The full listing should be duplicated word for word.

......

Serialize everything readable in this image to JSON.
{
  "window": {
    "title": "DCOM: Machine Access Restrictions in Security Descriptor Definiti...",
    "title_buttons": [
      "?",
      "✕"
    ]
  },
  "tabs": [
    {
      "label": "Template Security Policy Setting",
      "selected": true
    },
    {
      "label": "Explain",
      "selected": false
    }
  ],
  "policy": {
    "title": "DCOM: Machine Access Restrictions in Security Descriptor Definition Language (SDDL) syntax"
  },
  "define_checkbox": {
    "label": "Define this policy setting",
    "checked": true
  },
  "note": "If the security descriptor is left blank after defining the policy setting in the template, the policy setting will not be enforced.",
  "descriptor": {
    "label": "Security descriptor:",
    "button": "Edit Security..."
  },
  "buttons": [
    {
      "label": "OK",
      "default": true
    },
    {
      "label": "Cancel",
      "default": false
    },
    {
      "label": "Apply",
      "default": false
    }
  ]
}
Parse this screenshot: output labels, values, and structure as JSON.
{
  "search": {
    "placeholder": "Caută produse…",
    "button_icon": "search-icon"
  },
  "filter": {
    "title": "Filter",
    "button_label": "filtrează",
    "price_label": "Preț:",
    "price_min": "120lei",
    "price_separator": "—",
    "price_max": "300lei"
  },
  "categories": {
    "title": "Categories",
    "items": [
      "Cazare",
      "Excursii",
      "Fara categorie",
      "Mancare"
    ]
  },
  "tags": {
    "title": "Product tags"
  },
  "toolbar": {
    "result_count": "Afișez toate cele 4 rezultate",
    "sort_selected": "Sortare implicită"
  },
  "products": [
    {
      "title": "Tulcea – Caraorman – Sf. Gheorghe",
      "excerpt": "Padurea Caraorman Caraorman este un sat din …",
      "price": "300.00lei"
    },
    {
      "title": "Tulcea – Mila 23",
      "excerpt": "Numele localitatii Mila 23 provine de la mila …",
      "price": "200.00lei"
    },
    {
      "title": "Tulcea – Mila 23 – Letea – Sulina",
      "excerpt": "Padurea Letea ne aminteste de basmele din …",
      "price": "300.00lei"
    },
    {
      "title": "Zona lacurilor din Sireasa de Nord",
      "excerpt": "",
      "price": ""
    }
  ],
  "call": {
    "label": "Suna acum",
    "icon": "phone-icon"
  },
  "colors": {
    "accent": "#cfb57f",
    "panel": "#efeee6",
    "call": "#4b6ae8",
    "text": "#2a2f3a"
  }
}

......

### Response
Serialize everything readable in this image to JSON.
{
  "window": {
    "title": "DCOM: Machine Access Restrictions in Security Descriptor Definiti...",
    "title_buttons": [
      "?",
      "✕"
    ]
  },
  "tabs": [
    {
      "label": "Template Security Policy Setting",
      "selected": true
    },
    {
      "label": "Explain",
      "selected": false
    }
  ],
  "policy": {
    "title": "DCOM: Machine Access Restrictions in Security Descriptor Definition Language (SDDL) syntax"
  },
  "define_checkbox": {
    "label": "Define this policy setting",
    "checked": true
  },
  "note": "If the security descriptor is left blank after defining the policy setting in the template, the policy setting will not be enforced.",
  "descriptor": {
    "label": "Security descriptor:",
    "button": "Edit Security..."
  },
  "buttons": [
    {
      "label": "OK",
      "default": true
    },
    {
      "label": "Cancel",
      "default": false
    },
    {
      "label": "Apply",
      "default": false
    }
  ]
}
Parse this screenshot: output labels, values, and structure as JSON.
{
  "search": {
    "placeholder": "Caută produse…",
    "button_icon": "search-icon"
  },
  "filter": {
    "title": "Filter",
    "button_label": "filtrează",
    "price_label": "Preț:",
    "price_min": "120lei",
    "price_separator": "—",
    "price_max": "300lei"
  },
  "categories": {
    "title": "Categories",
    "items": [
      "Cazare",
      "Excursii",
      "Fara categorie",
      "Mancare"
    ]
  },
  "tags": {
    "title": "Product tags"
  },
  "toolbar": {
    "result_count": "Afișez toate cele 4 rezultate",
    "sort_selected": "Sortare implicită"
  },
  "products": [
    {
      "title": "Tulcea – Caraorman – Sf. Gheorghe",
      "excerpt": "Padurea Caraorman Caraorman este un sat din …",
      "price": "300.00lei"
    },
    {
      "title": "Tulcea – Mila 23",
      "excerpt": "Numele localitatii Mila 23 provine de la mila …",
      "price": "200.00lei"
    },
    {
      "title": "Tulcea – Mila 23 – Letea – Sulina",
      "excerpt": "Padurea Letea ne aminteste de basmele din …",
      "price": "300.00lei"
    },
    {
      "title": "Zona lacurilor din Sireasa de Nord",
      "excerpt": "",
      "price": ""
    }
  ],
  "call": {
    "label": "Suna acum",
    "icon": "phone-icon"
  },
  "colors": {
    "accent": "#cfb57f",
    "panel": "#efeee6",
    "call": "#4b6ae8",
    "text": "#2a2f3a"
  }
}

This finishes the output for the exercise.